The bill, which was passed by the Senate (89 to 8 votes) in the wee hours of the New Year, would now go to the White House for US President Barack Obama to sign into law, which would end months of anxious moments with regard to fiscal cliff.
Had not passed, fiscal cliff would have resulted in increased tax rates for more than 98 per cent of Americans.
The passage of the legislation by the Republican-majority House was not before some anxious moments during the day, when some of the Republican leaders were mulling bringing amendment to the bill passed by the Senate, but gave up as they were unable to muster enough support.

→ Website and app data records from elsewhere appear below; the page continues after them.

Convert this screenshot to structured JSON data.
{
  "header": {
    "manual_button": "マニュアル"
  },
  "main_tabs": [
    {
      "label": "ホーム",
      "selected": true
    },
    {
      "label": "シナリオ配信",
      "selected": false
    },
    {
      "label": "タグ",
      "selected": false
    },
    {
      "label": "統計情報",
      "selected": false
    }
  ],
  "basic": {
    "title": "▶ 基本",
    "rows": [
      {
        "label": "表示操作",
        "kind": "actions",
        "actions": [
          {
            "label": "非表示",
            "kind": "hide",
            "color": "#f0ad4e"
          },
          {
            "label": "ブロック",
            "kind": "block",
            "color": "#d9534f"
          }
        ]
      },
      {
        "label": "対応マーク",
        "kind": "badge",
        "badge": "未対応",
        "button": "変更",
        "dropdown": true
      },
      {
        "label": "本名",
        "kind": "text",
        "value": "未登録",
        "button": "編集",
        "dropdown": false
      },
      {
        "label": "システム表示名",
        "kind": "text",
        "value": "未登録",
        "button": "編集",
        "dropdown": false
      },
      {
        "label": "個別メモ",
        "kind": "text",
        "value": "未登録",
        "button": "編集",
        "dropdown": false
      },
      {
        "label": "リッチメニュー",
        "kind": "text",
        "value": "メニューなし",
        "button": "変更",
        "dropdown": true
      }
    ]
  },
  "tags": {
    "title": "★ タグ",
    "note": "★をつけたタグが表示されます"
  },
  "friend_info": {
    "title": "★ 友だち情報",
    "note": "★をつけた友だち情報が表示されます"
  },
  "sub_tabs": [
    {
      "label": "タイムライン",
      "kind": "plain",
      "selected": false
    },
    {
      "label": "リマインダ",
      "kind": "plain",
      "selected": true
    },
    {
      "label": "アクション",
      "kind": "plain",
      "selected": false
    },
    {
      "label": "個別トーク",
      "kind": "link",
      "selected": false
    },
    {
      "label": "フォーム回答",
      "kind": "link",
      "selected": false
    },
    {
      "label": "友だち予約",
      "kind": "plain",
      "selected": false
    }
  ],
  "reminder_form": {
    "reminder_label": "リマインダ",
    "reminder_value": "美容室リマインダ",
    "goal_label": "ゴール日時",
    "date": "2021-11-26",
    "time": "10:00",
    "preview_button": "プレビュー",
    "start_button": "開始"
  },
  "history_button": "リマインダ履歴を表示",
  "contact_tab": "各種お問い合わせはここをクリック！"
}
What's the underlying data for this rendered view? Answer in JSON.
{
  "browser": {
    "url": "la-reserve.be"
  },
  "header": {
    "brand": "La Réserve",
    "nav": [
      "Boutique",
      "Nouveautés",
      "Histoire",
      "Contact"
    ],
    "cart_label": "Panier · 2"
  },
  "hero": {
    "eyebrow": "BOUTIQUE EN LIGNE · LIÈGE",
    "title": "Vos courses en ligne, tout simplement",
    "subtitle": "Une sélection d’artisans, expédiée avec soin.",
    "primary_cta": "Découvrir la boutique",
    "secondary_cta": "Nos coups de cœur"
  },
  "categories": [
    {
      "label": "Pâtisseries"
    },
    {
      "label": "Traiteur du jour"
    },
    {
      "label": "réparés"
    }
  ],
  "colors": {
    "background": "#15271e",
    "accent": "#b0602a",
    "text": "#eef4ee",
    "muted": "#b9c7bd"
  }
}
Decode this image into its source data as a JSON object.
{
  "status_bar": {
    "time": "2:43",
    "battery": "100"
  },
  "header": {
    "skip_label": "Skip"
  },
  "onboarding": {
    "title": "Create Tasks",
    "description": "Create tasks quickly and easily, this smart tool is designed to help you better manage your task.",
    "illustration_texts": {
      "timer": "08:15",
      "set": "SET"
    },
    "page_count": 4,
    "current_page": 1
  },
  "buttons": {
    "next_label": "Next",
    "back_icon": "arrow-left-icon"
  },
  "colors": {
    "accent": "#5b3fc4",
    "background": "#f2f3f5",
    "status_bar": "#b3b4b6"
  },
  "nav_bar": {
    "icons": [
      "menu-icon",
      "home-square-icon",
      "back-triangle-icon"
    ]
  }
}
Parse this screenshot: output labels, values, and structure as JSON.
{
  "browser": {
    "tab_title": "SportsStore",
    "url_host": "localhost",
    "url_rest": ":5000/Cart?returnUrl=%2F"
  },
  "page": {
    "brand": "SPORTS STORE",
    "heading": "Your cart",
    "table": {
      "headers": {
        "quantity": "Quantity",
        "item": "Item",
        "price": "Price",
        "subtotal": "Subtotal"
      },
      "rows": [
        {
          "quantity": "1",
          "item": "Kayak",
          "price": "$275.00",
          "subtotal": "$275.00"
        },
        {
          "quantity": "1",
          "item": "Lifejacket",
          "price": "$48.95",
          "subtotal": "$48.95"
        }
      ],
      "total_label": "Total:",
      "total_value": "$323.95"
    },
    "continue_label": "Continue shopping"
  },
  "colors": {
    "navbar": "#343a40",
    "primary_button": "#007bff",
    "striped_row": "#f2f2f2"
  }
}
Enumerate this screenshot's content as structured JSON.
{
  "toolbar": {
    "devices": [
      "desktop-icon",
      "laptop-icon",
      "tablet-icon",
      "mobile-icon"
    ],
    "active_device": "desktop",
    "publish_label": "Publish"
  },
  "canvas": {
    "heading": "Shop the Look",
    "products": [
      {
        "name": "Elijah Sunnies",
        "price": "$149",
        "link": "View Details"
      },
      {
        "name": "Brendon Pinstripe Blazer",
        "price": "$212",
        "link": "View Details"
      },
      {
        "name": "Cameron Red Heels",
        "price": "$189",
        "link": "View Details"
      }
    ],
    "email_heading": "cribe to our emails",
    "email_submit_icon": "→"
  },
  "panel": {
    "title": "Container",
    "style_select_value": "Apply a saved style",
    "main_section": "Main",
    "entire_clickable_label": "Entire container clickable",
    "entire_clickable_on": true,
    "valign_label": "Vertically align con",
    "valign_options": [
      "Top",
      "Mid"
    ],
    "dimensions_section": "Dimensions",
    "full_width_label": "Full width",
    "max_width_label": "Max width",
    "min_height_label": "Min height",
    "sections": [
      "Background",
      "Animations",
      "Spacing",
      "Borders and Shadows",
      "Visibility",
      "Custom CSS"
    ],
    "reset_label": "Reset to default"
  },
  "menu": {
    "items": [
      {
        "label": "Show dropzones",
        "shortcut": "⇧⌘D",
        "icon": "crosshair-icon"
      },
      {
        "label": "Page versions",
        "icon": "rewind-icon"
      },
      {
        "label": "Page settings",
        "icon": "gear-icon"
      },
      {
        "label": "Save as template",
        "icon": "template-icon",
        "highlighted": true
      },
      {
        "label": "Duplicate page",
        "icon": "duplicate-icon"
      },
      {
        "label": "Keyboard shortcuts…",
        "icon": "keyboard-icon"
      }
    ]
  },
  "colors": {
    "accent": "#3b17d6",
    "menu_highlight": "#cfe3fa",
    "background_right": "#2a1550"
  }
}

The Senate bill in itself was a result of the days of negotiations between the Democrats, Republicans and the White House and required the services of US Vice President Joe Biden.
"The House passage of the Senate's bipartisan legislation is a victory for the middle class," said House Minority Leader Nancy Pelosi.
"Our action permanently extends the middle class tax cut and promotes economic growth, while asking the wealthiest Americans to pay their fair share. It extends unemployment insurance for those who lost their jobs through no fault of their own," she said.
"With the passage of this measure, we strengthen the principle that we must have equal parts revenue and spending cuts as we work to reduce our deficit.
"We strengthen our economy through investments in innovation, tax credits for education, and tax breaks to spur the technologies of the future, including renewable energy," Pelosi said.